Mennonite Healthcare FellowshipBlog article
I’ve been thinking about the word “recovery” these days. Recovery is a gracious process, but not without some challenge, struggle, and even pain of its own. I am very glad to be in recovery mode from the unexpected crisis brought on by a heart attack last December. There was considerable uncertainty as to whether I would recover at all, and then, if I did, to what extent would I recover. By God’s grace, I have recovered sufficiently to resume my work for Mennonite Healthcare Fellowship. I am tremendously grateful!
It has been quite a process with struggles and setbacks along the way. Some of the medicines designed to save my life caused painful and even life-threatening complications in other areas. Rehabilitation was hard and created its own pain, and then it was difficult to re-start the rehab process following additional time in the hospital. To this day, I continue an exercise routine that I probably wouldn’t have done otherwise. Yet, I am alive and functioning well, the recipient of a difficult and wondrous grace to renew my life’s work.
I’ve also thought about other ways that the word recovery is used in our culture today.
- Recovery can happen from illnesses great and small, physical and mental, emotional and spiritual.
- For many years, I worked as a pastor among persons with alcohol and drug addictions who spoke often of being “in recovery.”
- In recent weeks, and now for even months and years to come, we in the U.S. will be talking about the “recovery” efforts of people affected by monster hurricanes. Meanwhile, folks in Asia are recovering from the extreme monsoon rains which have brought over 1,000 deaths.
None of this is easy.
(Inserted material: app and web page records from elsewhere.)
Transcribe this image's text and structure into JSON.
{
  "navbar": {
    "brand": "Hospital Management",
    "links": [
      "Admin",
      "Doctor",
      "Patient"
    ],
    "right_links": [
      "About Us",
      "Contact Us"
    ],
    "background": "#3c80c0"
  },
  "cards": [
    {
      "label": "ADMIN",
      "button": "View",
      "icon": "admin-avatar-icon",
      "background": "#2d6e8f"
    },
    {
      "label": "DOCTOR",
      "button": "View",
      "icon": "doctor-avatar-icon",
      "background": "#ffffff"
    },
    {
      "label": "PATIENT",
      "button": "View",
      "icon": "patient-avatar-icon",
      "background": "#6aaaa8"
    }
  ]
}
Like my personal recovery, recovering in all of these human crises requires hard work and additional pain and often brings unforeseen consequences along the way. Yet, the struggle to recover is God’s gracious gift, the hope for a renewal of life that overcomes the forces of death. When God gives us the opportunity, we do well to accept the grace given and persevere despite the setbacks that may come. And we rejoice in the signs of renewal along the way!
“Recovery and Renewal” seems like a fitting theme for Mennonite Healthcare Fellowship as well in these days. I tremendously grateful for all of the folks who picked up on my work when I wasn’t able to do so. None of what I say next diminishes my profound gratitude for the grace with which you handled the disruption and struggle and concerns that my illness caused you.
And yet, my personal crisis has had some unintended consequences for the organizations I work for, including MHF. During the initial recovery from a crisis, we operate in survival mode. Only the essential work is done so that life might be sustained right now! So the kind of thinking and work that I would likely have done, such as fundraising and development, slipped down the priority ladder as the Board (and then joined by Tim Johnson as Interim Executive Director) worked at the programming that was more urgent. One tangible result has been a significant budget deficit for the fiscal year just ended. So all of us who value the mission of MHF will need to work hard at that aspect of recovery in the year to come.
At the same time, my absence has also revealed signs of hope and renewal. Indeed, in God’s wisdom, some of this may not have happened (or at least not quite in the same way) had I been functioning as usual. I saw these signs of renewal most vividly by being privileged to attend Annual Gathering 2017 at Laurelville as a participant instead of a director. It was tremendously gratifying to see the program come together under vigorous young leadership and to see the results in attracting new young professionals and their families. Hearing the reports of two of last year’s grant recipients and then seeing five persons in various stages of application and service for a Student Elective Term this coming year has been a tremendously positive boost! I just read another application and was amazed, as always, at the quality of talent, commitment, and leadership potential that is coming our way!
So “Recovery and Renewal” is happening for MHF as well! The process may bring with it some struggle and sacrifice yet. This may mean different experiences for different generations. MHF’s younger members can continue to participate in the programming opportunities and tell their friends! At the same time, MHF needs the wisdom, the counsel, the encouragement, and the support of those who are more seasoned, including retirees. We are in this mission together and we need each other, no matter at what stage of life we find ourselves.
Six years ago, visionary leaders of Mennonite Medical Association and Mennonite Nurses Association launched this new multi-disciplinary organization open to all Anabaptist healthcare professionals who wanted to integrate their Christian faith and their professional life. While it hasn’t always gone as planned, God is still offering us the gracious gift of recovery from the setbacks and renewal of the vision. I’m very grateful for my own recovery which allows me to meet the challenges with you in this year ahead to carry on that work! Thank you for both your past and ongoing prayers!
About the author
Paul D. Leichty, M.Div. was the first Executive Director of Mennonite Healthcare Fellowship (MHF), serving from Sept. 2011 through May 2020. Paul has served as a pastor, church musician, computer support person, disabilities advocate, and administrator/organizer of a number of church-related ministries. In addition to responsibilities at MHF, Paul is Executive Director of Congregational Accessibility Network and was formerly Director of User Services at Mennonite.net. He is a member of Agape Fellowship of the Mennonite Church in Williamsport, Pennsylvania where he lives with his wife, Twila Charles Leichty.